When Alvarez hit Caleb Plant, Billy Joe Saunders and Sergey Kovalev, they felt it.
But when he hit Bivol, Bivol hit him back twice.
A 152-84 margin in landed punches for the winner as a 5-to-1 underdog doesn't bode well for Alvarez with a Bivol who's more confident and even better prepared—meaning the rematch clause mentioned in Saturday's immediate aftermath is the last option promoter Eddie Hearn should suggest Sunday.
Especially considering a Golovkin trilogy was sketched out by the parties earlier this year.
And now that interim business is handled, they can enter the air reserved for the sport's most recognized pairs and guarantee they'll be prominently mentioned on each other's Hall of Fame plaques.
Heavyweights Muhammad Ali and Joe Frazier laid much of the foundation for their respective legends over 41 rounds in the ring between 1971 and 1975, while welterweights Ray Leonard and Roberto Duran did the same across three fights of their own from 1980 to 1989.
The career arcs of Arturo Gatti and Micky Ward were defined, too, by their three apocalyptic fights across 13 months in 2002 and 2003, and Manny Pacquiao and Juan Manuel Marquez took it a step further, fighting four times across three weight divisions between 2004 and 2012.
In their aftermaths, it's impossible to think of one man without imagining the other.
And, when it comes to this one, what's a rivalry without some heat?
Golovkin is keenly aware of the standings with his high-profile nemesis and expressed frustration in a chat with Bleacher Report that his own prodigious accomplishments—holding a title every year since 2011, stopping 15 straight foes in title fights, etc.—were overshadowed by the first two bouts.

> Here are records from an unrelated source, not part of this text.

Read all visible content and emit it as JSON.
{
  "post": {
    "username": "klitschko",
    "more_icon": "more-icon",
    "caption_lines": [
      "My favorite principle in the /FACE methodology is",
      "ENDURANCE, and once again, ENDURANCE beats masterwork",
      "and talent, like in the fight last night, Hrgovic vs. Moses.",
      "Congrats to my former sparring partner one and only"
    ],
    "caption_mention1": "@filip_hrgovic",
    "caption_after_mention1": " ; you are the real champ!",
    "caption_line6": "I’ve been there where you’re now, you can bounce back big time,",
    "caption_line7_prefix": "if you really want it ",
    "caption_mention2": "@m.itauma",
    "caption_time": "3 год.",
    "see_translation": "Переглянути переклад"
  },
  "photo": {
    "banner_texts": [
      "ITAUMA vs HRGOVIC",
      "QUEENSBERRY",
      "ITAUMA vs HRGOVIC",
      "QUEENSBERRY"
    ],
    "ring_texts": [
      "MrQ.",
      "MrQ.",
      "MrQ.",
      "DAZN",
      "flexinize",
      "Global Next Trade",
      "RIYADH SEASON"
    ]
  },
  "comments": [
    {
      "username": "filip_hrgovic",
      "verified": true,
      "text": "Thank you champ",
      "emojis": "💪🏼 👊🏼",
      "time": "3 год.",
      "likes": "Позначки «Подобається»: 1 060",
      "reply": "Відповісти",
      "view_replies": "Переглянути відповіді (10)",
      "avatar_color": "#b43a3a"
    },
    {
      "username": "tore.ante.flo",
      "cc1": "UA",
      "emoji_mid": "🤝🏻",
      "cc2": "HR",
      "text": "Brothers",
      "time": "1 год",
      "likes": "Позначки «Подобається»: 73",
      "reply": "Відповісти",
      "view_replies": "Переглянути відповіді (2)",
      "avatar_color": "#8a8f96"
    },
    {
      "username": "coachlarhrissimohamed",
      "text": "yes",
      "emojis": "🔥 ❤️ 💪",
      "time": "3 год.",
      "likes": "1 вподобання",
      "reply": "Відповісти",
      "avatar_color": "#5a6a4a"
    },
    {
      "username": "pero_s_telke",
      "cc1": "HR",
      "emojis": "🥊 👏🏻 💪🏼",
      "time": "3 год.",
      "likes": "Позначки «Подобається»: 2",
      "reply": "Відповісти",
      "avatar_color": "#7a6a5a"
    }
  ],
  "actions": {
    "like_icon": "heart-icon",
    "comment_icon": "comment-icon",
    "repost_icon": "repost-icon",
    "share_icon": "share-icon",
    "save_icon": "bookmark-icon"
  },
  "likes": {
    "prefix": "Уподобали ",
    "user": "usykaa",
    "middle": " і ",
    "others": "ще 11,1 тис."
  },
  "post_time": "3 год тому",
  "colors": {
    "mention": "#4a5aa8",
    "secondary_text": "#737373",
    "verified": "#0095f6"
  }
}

"I don't think that my rivalry with Canelo Alvarez is the only thing that characterizes my career," he said. "Just to point out a few things: I am the record-holder for the number of defenses—21 defenses. I have the biggest number of knockouts. And I think there are people who will remember me by that.
"There are people to whom it would matter more."
Matter a lot? Perhaps.
Matter more? No chance.
Though defeats of Kell Brook (TKO 5), Daniel Jacobs (UD 12) and David Lemieux (TKO 8) were menacing in spots and compelling throughout, none drew nor deserved the attention of the Alvarez fights.
And unless he delivers a clear victory in Act III, Golovkin gets the sort of forever second-place status that Frazier has with Ali after three fights and Tommy Hearns has with Ray Leonard after two.
Frazier and Hearns surely had spectacular moments, but their rivals' moments were both more frequent and memorable, giving them a permanent victory on the perception scorecard.
"It's a vital necessity for Triple G," former HBO blow-by-blow man Jim Lampley, who called several of both men's fights on the network, told Bleacher Report. "And since there won't be a fourth fight, the rivalry will end either as a standoff or as a triumph for Canelo."
It may be an unfair reality for a Hall-worthy competitor.
But when it comes to combat, if you're not first you're last.